╭──
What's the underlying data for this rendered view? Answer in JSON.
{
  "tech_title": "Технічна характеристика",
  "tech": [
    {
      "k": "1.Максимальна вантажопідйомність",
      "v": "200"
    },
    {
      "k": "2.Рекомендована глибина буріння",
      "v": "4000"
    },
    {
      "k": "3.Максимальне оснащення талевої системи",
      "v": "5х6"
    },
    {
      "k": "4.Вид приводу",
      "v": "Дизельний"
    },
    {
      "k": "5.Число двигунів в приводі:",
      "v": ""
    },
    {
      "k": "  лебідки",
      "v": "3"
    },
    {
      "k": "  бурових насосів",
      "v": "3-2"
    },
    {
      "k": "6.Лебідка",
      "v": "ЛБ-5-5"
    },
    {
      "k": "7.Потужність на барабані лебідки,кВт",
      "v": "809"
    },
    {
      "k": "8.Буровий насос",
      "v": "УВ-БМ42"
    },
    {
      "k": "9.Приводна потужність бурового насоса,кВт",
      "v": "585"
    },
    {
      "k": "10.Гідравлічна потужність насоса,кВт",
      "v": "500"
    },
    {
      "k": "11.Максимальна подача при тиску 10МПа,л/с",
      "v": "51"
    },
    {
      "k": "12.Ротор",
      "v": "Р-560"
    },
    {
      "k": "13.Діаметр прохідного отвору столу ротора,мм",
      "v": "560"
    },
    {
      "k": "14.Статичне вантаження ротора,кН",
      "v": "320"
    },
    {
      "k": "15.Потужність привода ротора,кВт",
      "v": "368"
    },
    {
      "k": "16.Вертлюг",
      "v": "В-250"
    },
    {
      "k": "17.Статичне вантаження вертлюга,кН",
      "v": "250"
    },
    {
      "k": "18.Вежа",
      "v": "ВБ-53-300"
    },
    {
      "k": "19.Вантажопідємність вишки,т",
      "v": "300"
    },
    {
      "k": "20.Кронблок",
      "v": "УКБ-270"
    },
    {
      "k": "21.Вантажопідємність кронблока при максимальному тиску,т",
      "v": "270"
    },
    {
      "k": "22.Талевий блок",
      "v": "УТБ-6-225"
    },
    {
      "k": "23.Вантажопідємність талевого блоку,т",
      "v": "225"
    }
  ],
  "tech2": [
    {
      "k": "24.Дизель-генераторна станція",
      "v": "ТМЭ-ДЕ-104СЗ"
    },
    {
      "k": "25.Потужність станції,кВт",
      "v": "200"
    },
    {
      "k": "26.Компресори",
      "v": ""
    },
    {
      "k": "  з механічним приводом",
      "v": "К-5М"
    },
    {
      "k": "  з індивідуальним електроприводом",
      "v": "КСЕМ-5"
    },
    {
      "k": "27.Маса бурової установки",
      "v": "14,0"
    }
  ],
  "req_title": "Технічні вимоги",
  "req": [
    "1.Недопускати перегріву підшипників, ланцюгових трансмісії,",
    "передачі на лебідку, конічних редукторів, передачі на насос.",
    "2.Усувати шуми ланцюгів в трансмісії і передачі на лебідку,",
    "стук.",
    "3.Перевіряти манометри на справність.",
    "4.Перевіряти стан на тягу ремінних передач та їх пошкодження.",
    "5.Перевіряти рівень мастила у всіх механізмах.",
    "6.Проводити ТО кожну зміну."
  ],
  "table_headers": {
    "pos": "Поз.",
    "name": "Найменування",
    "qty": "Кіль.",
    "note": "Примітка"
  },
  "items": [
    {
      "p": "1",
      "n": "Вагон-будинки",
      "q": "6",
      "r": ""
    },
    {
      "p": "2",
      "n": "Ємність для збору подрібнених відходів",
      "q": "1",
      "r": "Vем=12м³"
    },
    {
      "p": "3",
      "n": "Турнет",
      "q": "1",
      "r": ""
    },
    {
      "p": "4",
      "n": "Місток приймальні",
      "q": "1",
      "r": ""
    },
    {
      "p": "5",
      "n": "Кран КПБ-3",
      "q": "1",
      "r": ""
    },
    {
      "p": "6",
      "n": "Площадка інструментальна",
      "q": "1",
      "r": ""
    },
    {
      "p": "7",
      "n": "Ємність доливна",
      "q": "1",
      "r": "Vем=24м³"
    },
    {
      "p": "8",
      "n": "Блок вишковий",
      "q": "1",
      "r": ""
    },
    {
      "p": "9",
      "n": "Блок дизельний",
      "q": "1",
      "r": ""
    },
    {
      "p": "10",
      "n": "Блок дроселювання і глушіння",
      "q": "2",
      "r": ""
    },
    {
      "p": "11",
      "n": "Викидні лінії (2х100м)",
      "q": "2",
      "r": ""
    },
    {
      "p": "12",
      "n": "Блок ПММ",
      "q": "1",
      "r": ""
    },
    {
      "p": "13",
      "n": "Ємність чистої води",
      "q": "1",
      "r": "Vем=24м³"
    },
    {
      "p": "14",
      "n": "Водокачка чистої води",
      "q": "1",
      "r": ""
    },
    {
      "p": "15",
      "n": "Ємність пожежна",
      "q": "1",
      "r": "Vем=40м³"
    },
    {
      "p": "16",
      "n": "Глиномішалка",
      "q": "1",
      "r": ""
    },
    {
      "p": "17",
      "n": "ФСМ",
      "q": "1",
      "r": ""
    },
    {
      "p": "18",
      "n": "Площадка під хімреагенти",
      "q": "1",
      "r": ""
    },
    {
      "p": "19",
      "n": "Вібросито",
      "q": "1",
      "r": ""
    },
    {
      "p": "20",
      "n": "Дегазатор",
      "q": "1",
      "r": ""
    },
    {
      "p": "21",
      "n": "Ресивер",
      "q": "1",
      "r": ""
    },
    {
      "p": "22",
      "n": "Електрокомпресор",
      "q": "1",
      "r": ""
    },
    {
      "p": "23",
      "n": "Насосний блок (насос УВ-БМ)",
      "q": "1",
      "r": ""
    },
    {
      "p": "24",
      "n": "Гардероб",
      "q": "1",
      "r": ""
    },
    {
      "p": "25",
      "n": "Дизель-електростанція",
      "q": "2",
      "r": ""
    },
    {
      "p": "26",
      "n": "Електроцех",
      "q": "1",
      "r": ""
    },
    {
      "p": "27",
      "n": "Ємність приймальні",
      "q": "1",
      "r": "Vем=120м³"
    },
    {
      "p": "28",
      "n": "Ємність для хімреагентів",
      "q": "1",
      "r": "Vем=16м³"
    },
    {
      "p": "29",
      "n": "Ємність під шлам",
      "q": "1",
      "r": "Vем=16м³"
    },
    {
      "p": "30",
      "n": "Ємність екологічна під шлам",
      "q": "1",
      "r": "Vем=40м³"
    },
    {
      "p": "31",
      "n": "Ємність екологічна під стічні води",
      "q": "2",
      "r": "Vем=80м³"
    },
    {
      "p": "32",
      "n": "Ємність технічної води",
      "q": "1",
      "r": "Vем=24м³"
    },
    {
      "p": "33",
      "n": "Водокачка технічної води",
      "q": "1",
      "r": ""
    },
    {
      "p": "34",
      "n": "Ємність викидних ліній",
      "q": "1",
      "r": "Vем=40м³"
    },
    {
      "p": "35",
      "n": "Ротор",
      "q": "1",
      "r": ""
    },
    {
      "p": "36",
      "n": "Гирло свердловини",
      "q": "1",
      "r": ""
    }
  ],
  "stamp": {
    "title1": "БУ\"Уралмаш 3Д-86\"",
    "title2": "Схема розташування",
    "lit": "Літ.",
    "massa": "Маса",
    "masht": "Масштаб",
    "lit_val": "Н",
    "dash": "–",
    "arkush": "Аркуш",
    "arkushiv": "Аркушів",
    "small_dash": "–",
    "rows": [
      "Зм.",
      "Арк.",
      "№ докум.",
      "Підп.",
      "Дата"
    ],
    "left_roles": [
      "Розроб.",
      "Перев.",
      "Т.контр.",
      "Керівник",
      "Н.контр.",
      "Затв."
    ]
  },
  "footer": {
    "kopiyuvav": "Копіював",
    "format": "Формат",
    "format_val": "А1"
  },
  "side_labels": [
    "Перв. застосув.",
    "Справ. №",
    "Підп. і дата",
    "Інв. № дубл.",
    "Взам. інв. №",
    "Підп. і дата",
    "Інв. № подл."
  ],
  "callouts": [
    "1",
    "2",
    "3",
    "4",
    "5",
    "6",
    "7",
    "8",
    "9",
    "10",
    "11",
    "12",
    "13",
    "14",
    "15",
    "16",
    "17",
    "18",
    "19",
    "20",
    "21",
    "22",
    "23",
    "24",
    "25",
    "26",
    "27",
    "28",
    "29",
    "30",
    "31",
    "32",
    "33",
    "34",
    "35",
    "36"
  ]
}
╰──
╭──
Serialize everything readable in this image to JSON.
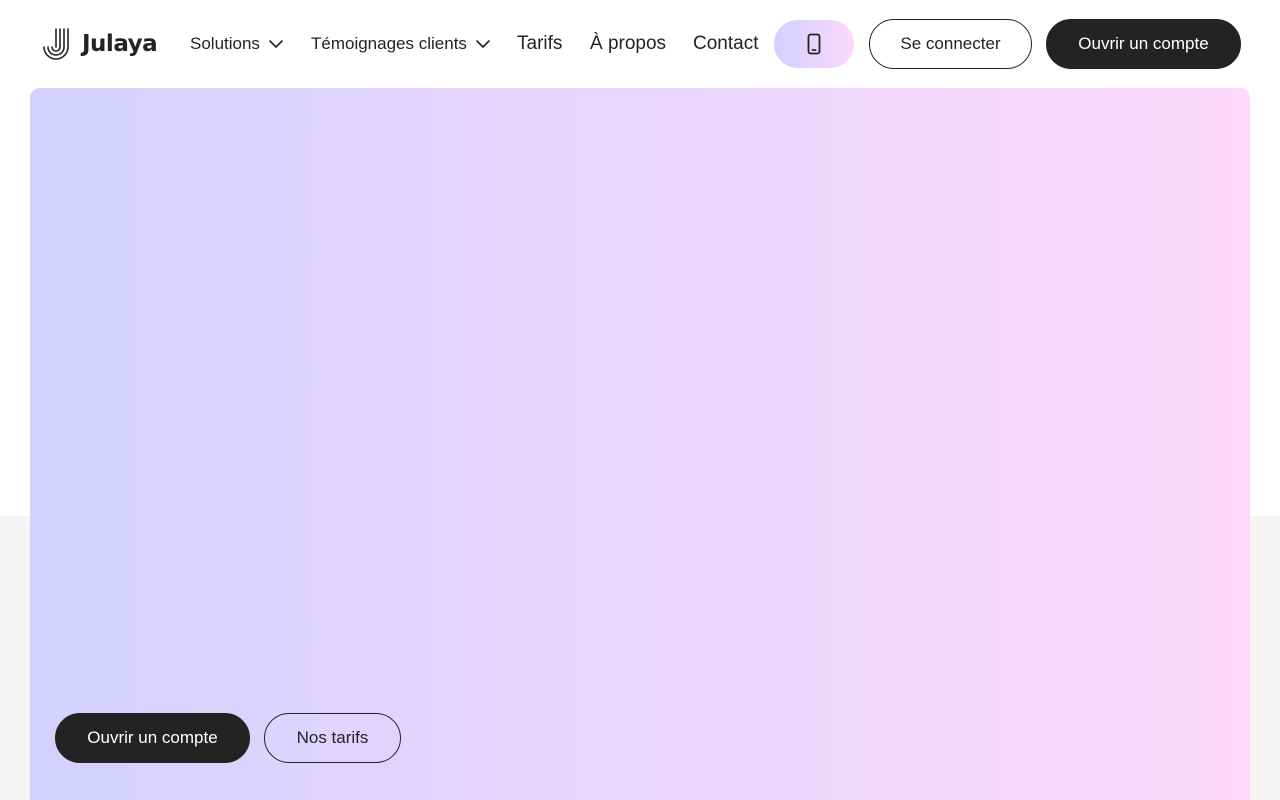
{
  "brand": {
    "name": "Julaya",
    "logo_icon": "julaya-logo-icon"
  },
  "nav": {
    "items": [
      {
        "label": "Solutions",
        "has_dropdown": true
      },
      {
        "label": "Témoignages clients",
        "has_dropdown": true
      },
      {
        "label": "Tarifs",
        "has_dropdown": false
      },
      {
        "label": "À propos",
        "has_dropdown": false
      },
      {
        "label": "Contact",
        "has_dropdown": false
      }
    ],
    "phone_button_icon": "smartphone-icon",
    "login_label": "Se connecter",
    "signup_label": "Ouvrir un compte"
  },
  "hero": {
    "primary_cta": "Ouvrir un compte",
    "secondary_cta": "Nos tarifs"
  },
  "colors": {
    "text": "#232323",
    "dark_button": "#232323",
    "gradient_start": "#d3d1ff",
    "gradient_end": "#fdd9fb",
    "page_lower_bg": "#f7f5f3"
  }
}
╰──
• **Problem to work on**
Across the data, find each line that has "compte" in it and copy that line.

• **Result**
    "signup_label": "Ouvrir un compte"
    "primary_cta": "Ouvrir un compte",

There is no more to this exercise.